Leave a comment

Believe it or not, home affordability is some of the best that it has ever been! Well, except for California…

Your Friends Are Crazy Wrong If They’re Telling You Not to Buy

Your Friends Are Crazy Wrong if They're Telling You Not to Buy | MyKCM

The current narrative is that home prices have risen so much so that it is no longer a smart idea to purchase a home. Your family and friends might suggest that buying a home right now (whether a first-time home or a move-up home) makes absolutely no sense from an affordability standpoint. They are wrong!

Homes are more affordable right now than at almost any time in our country’s history except for the foreclosure years (2009-2015) when homes sold at major discounts. As an example, below is a graph from the latest Black Knight Mortgage Monitor showing the percentage of median income needed to buy a medium-priced home in the country today in comparison to prior to the housing bubble and bust.

Your Friends Are Crazy Wrong if They're Telling You Not to Buy | MyKCM

As we can see, the percentage necessary is less now than in those time periods.

The Mortgage Monitor also explains that home affordability is better today than it was in the late 1990s in 47 of 50 states.

Your Friends Are Crazy Wrong if They're Telling You Not to Buy | MyKCM

Bottom Line

Your friends and family have your best interests at heart. However, when it comes to buying your first home or selling your current house to buy the home of your dreams, let’s get together to discuss what your best move is, now.


Leave a comment

Is a new home one of your 2018 goals? Let’s make it a reality!

3 Tips for Making Your Dream Home a Reality [INFOGRAPHIC]
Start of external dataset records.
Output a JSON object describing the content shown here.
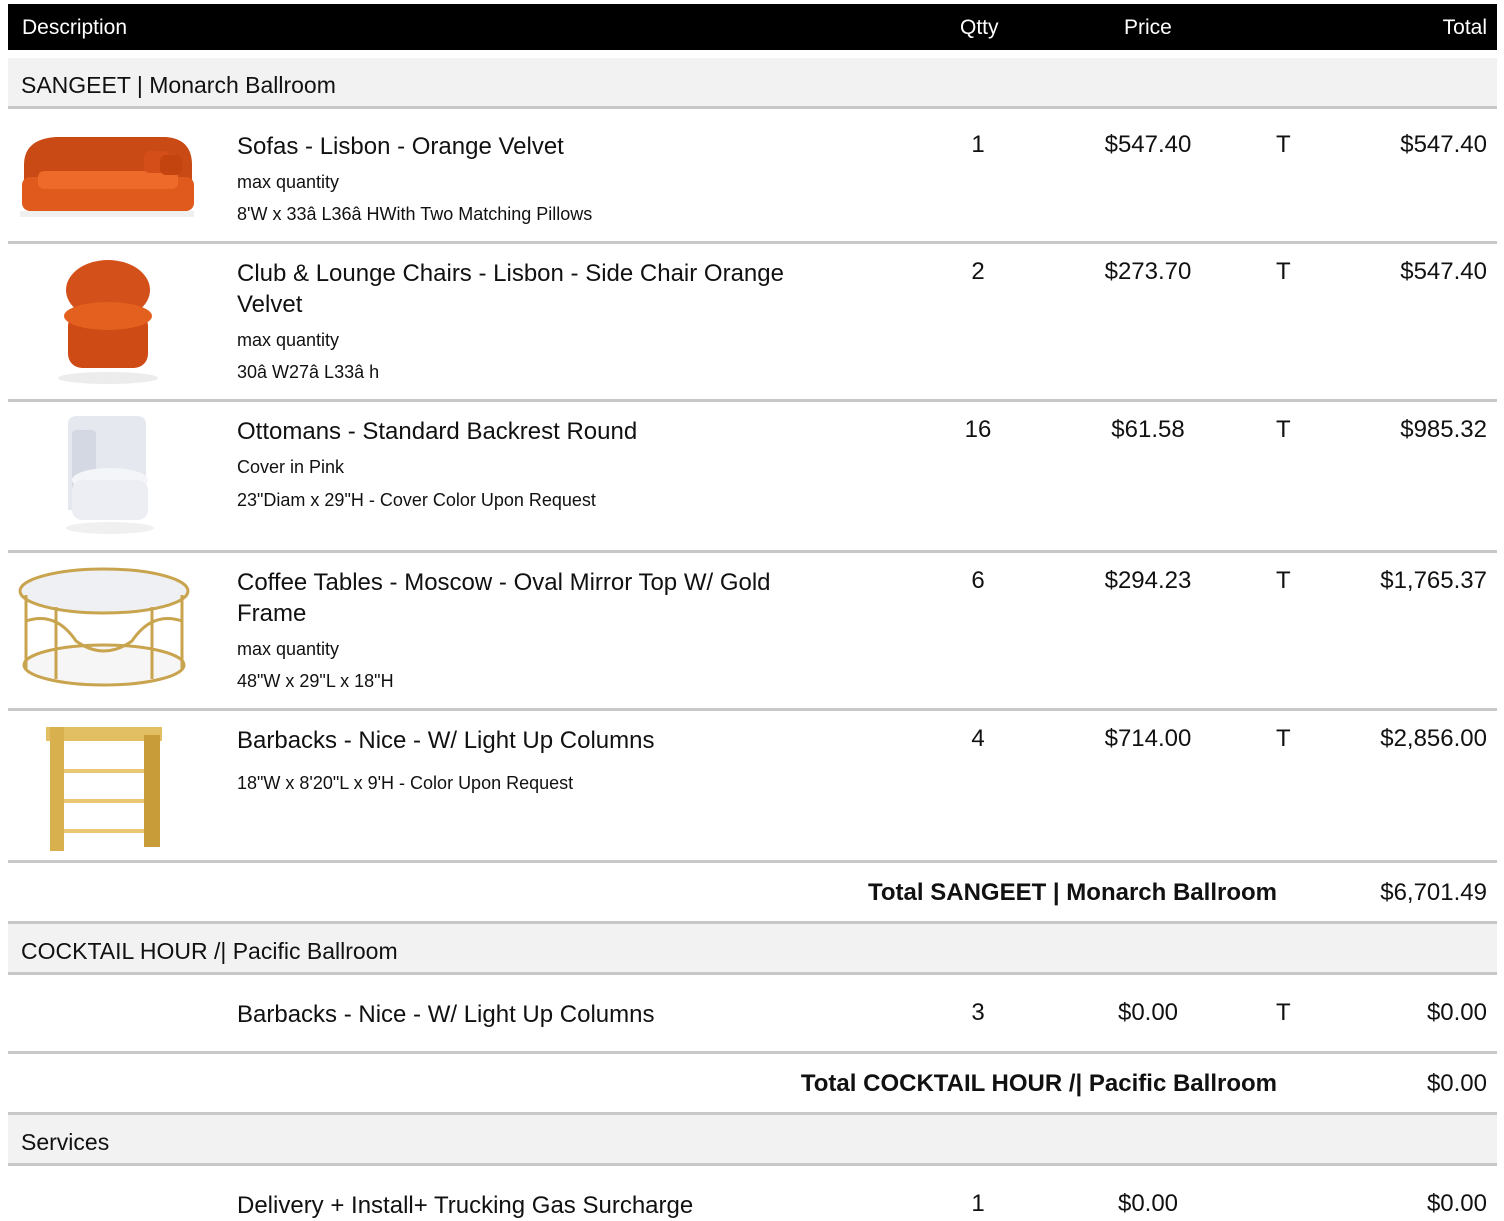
{
  "header": {
    "description": "Description",
    "qtty": "Qtty",
    "price": "Price",
    "total": "Total"
  },
  "sections": [
    {
      "title": "SANGEET | Monarch Ballroom",
      "items": [
        {
          "name": "Sofas - Lisbon - Orange Velvet",
          "note": "max quantity",
          "details": "8'W x 33â   L36â   HWith Two Matching Pillows",
          "qty": "1",
          "price": "$547.40",
          "tax": "T",
          "total": "$547.40",
          "image": "orange-velvet-sofa"
        },
        {
          "name": "Club & Lounge Chairs - Lisbon - Side Chair Orange Velvet",
          "note": "max quantity",
          "details": "30â   W27â   L33â   h",
          "qty": "2",
          "price": "$273.70",
          "tax": "T",
          "total": "$547.40",
          "image": "orange-side-chair"
        },
        {
          "name": "Ottomans - Standard Backrest Round",
          "note": "Cover in Pink",
          "details": "23\"Diam x 29\"H - Cover Color Upon Request",
          "qty": "16",
          "price": "$61.58",
          "tax": "T",
          "total": "$985.32",
          "image": "white-round-ottoman"
        },
        {
          "name": "Coffee Tables - Moscow - Oval Mirror Top W/ Gold Frame",
          "note": "max quantity",
          "details": "48\"W x 29\"L x 18\"H",
          "qty": "6",
          "price": "$294.23",
          "tax": "T",
          "total": "$1,765.37",
          "image": "gold-oval-coffee-table"
        },
        {
          "name": "Barbacks - Nice - W/ Light Up Columns",
          "note": "",
          "details": "18\"W x 8'20\"L x 9'H - Color Upon Request",
          "qty": "4",
          "price": "$714.00",
          "tax": "T",
          "total": "$2,856.00",
          "image": "gold-barback"
        }
      ],
      "subtotal_label": "Total  SANGEET | Monarch Ballroom",
      "subtotal": "$6,701.49"
    },
    {
      "title": "COCKTAIL HOUR /| Pacific Ballroom",
      "items": [
        {
          "name": "Barbacks - Nice - W/ Light Up Columns",
          "qty": "3",
          "price": "$0.00",
          "tax": "T",
          "total": "$0.00"
        }
      ],
      "subtotal_label": "Total  COCKTAIL HOUR /| Pacific Ballroom",
      "subtotal": "$0.00"
    },
    {
      "title": "Services",
      "items": [
        {
          "name": "Delivery + Install+ Trucking Gas Surcharge",
          "qty": "1",
          "price": "$0.00",
          "total": "$0.00"
        }
      ]
    }
  ],
  "colors": {
    "header_bg": "#000000",
    "section_bg": "#f2f2f2",
    "divider": "#c8c8c8",
    "orange": "#d9541e",
    "gold": "#d4b05a"
  }
}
3 Tips for Making Your Dream Home a Reality [INFOGRAPHIC] | MyKCM

Some Highlights:

  • Realtor.com shared their “5 Habits to Start Now If You Hope to Buy a Home.”
  • Setting up an automatic savings plan that saves a small amount of every check is one of the best ways to save without thinking a lot about it.
  • Living within a budget will not only help you save money for down payments but will help you pay down other debts that might be holding you back.


Leave a comment
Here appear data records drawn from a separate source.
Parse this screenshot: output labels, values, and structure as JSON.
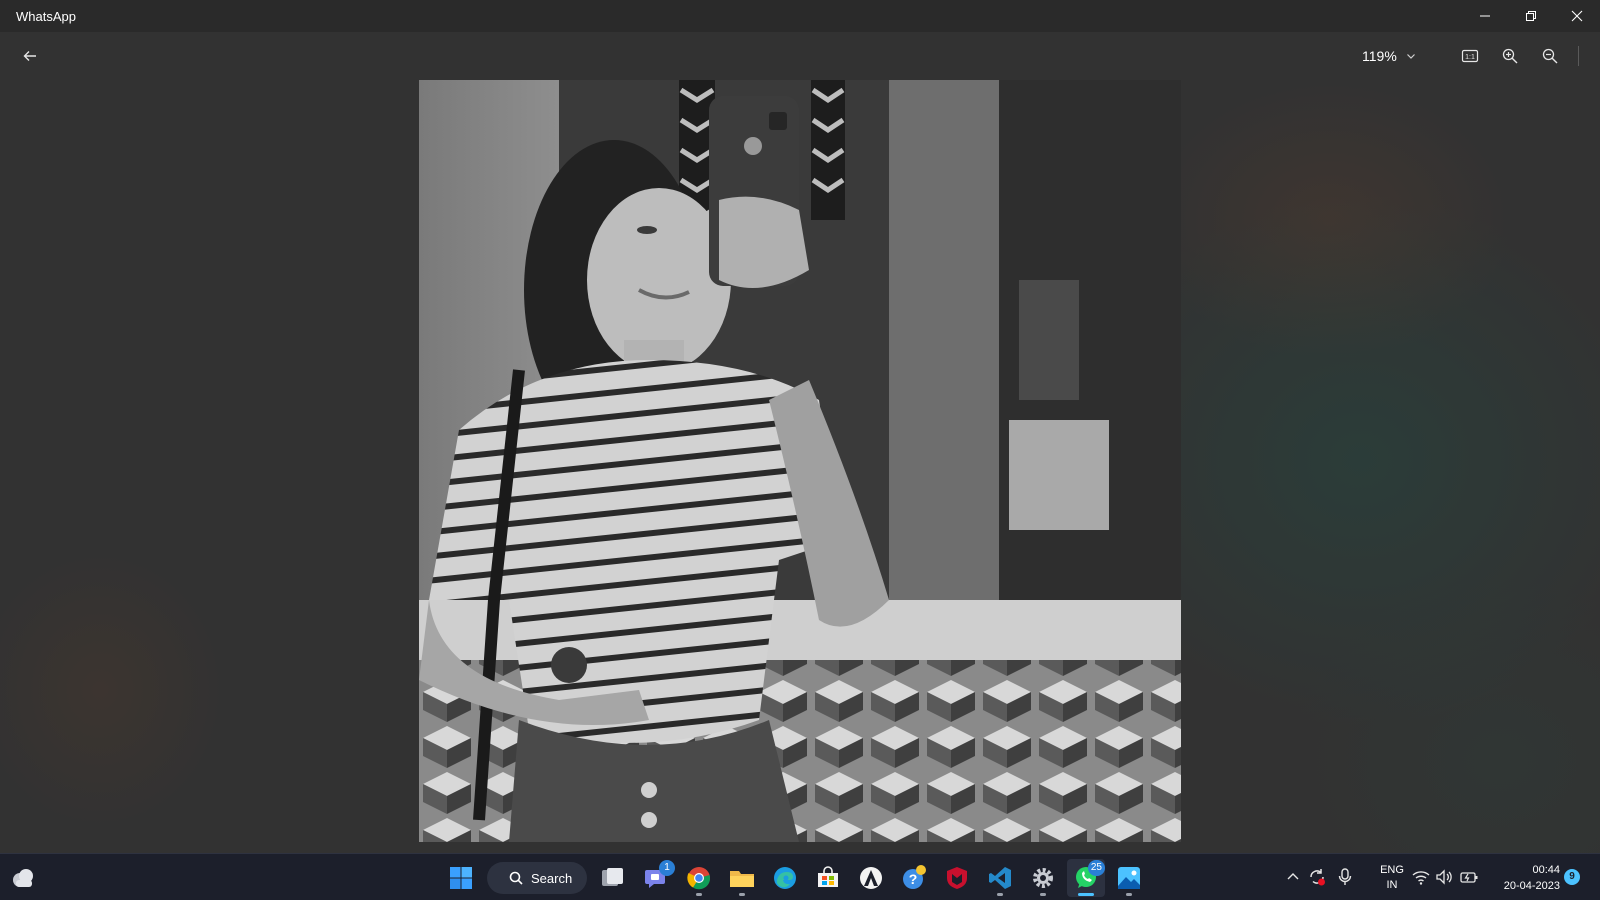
{
  "window": {
    "title": "WhatsApp",
    "controls": [
      "minimize",
      "restore",
      "close"
    ]
  },
  "viewer": {
    "back_icon": "arrow-left-icon",
    "zoom_value": "119%",
    "tools": [
      "actual-size-icon",
      "zoom-in-icon",
      "zoom-out-icon"
    ],
    "image_description_icon": "photo"
  },
  "taskbar": {
    "weather_icon": "weather-cloud-icon",
    "search_label": "Search",
    "apps": [
      {
        "name": "start",
        "icon": "windows-logo-icon"
      },
      {
        "name": "task-view",
        "icon": "task-view-icon"
      },
      {
        "name": "teams-chat",
        "icon": "teams-chat-icon",
        "badge": "1"
      },
      {
        "name": "chrome",
        "icon": "chrome-icon"
      },
      {
        "name": "file-explorer",
        "icon": "folder-icon"
      },
      {
        "name": "edge",
        "icon": "edge-icon"
      },
      {
        "name": "microsoft-store",
        "icon": "store-icon"
      },
      {
        "name": "app-arch",
        "icon": "arch-icon"
      },
      {
        "name": "get-help",
        "icon": "help-icon"
      },
      {
        "name": "mcafee",
        "icon": "mcafee-shield-icon"
      },
      {
        "name": "vs-code",
        "icon": "vscode-icon"
      },
      {
        "name": "settings",
        "icon": "gear-icon"
      },
      {
        "name": "whatsapp",
        "icon": "whatsapp-icon",
        "badge": "25"
      },
      {
        "name": "photos",
        "icon": "photos-icon"
      }
    ],
    "tray": {
      "language_line1": "ENG",
      "language_line2": "IN",
      "time": "00:44",
      "date": "20-04-2023",
      "notifications": "9"
    }
  },
  "colors": {
    "taskbar_bg": "#1c1f2b",
    "accent": "#4cc2ff",
    "titlebar_bg": "#2a2a2a"
  }
}
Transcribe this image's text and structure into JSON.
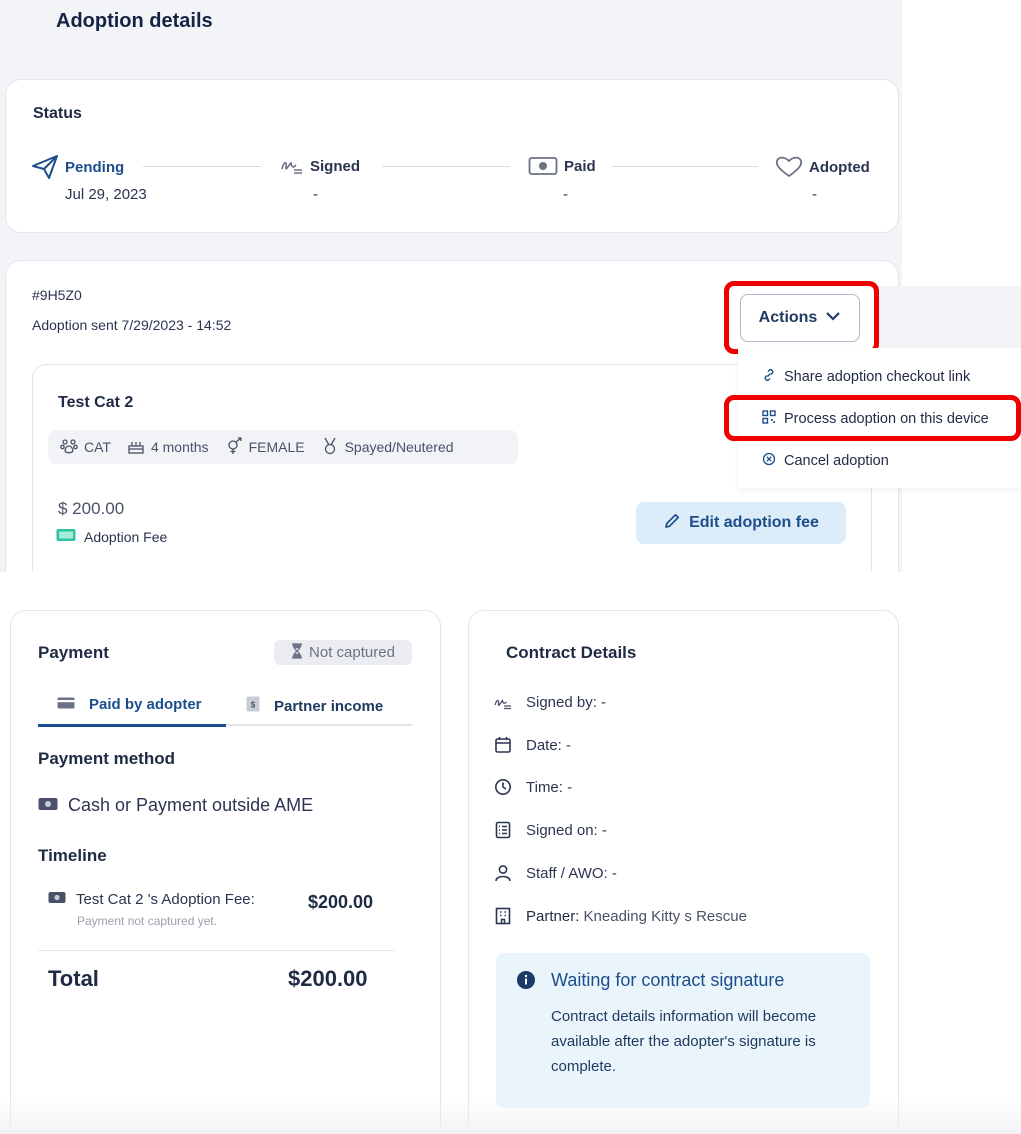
{
  "page": {
    "title": "Adoption details"
  },
  "status": {
    "label": "Status",
    "steps": [
      {
        "label": "Pending",
        "date": "Jul 29, 2023",
        "icon": "paper-plane-icon"
      },
      {
        "label": "Signed",
        "date": "-",
        "icon": "signature-icon"
      },
      {
        "label": "Paid",
        "date": "-",
        "icon": "cash-icon"
      },
      {
        "label": "Adopted",
        "date": "-",
        "icon": "heart-icon"
      }
    ]
  },
  "order": {
    "id": "#9H5Z0",
    "sent": "Adoption sent 7/29/2023 - 14:52",
    "actions_label": "Actions"
  },
  "actions_menu": {
    "items": [
      {
        "label": "Share adoption checkout link",
        "icon": "link-icon"
      },
      {
        "label": "Process adoption on this device",
        "icon": "qr-code-icon"
      },
      {
        "label": "Cancel adoption",
        "icon": "cancel-circle-icon"
      }
    ]
  },
  "pet": {
    "name": "Test Cat 2",
    "species": "CAT",
    "age": "4 months",
    "sex": "FEMALE",
    "fixed": "Spayed/Neutered",
    "fee": "$ 200.00",
    "fee_label": "Adoption Fee",
    "edit_fee_label": "Edit adoption fee"
  },
  "payment": {
    "title": "Payment",
    "badge": "Not captured",
    "tabs": [
      {
        "label": "Paid by adopter",
        "active": true
      },
      {
        "label": "Partner income",
        "active": false
      }
    ],
    "method_title": "Payment method",
    "method": "Cash or Payment outside AME",
    "timeline_title": "Timeline",
    "timeline": [
      {
        "label": "Test Cat 2 's Adoption Fee:",
        "sub": "Payment not captured yet.",
        "amount": "$200.00"
      }
    ],
    "total_label": "Total",
    "total_value": "$200.00"
  },
  "contract": {
    "title": "Contract Details",
    "signed_by": "Signed by: -",
    "date": "Date: -",
    "time": "Time: -",
    "signed_on": "Signed on: -",
    "staff": "Staff / AWO: -",
    "partner_label": "Partner:",
    "partner_value": "Kneading Kitty s Rescue",
    "info_title": "Waiting for contract signature",
    "info_text": "Contract details information will become available after the adopter's signature is complete."
  },
  "colors": {
    "accent": "#1c4e8c",
    "highlight": "#ee0000",
    "info_bg": "#eaf4fb"
  }
}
The supply of distressed housing has dramatically decreased, however that is not having a negative impact on the affordability of the housing market.

2 Charts That Show the Truth about Home Affordability

2 Charts That Show the Truth about Home Affordability | MyKCM

There is a lot of discussion about the current state of housing affordability for both first-time and move-up buyers, and much of the narrative is tarnished with a negative slant. However, the truth is that housing affordability is better today than at almost any time in our history.

The naysayers are correct in the fact that affordability today is not as good as it has been over the last several years. But, we must remember that home prices collapsed during the housing crash, and distressed properties (foreclosures and short sales) kept home values depressed for years. When we compare affordability to the decades that proceeded the crash, a different story is revealed.

Here is a graph of the National Association of Realtors’ Housing Affordability Index. The higher the graph, the more affordable homes are.

2 Charts That Show the Truth about Home Affordability | MyKCM

We can see that affordability is better today than in the fifteen years prior to the boom and bust.

CoreLogic just published a report showing the National Homebuyers’ “Typical Mortgage Payment.” Here is a graph of their findings:

2 Charts That Show the Truth about Home Affordability | MyKCM

It reveals that, though a ‘typical’ housing payment was less expensive in 2012 (remember distressed properties), it is currently less expensive than it was in 2000 and is still projected to be lower next year than it was in 2000.

Bottom Line

Mark Fleming, Chief Economist at First American, explained it best:

“While borrowing power for the potential home buyer has fallen relative to the low point of 2012, it remains high today and will remain high next year, relative to the long run average. If you don’t want to rent anymore and are considering becoming a homeowner, even if mortgage rates rise next year, your borrowing power will remain strong by historic standards.”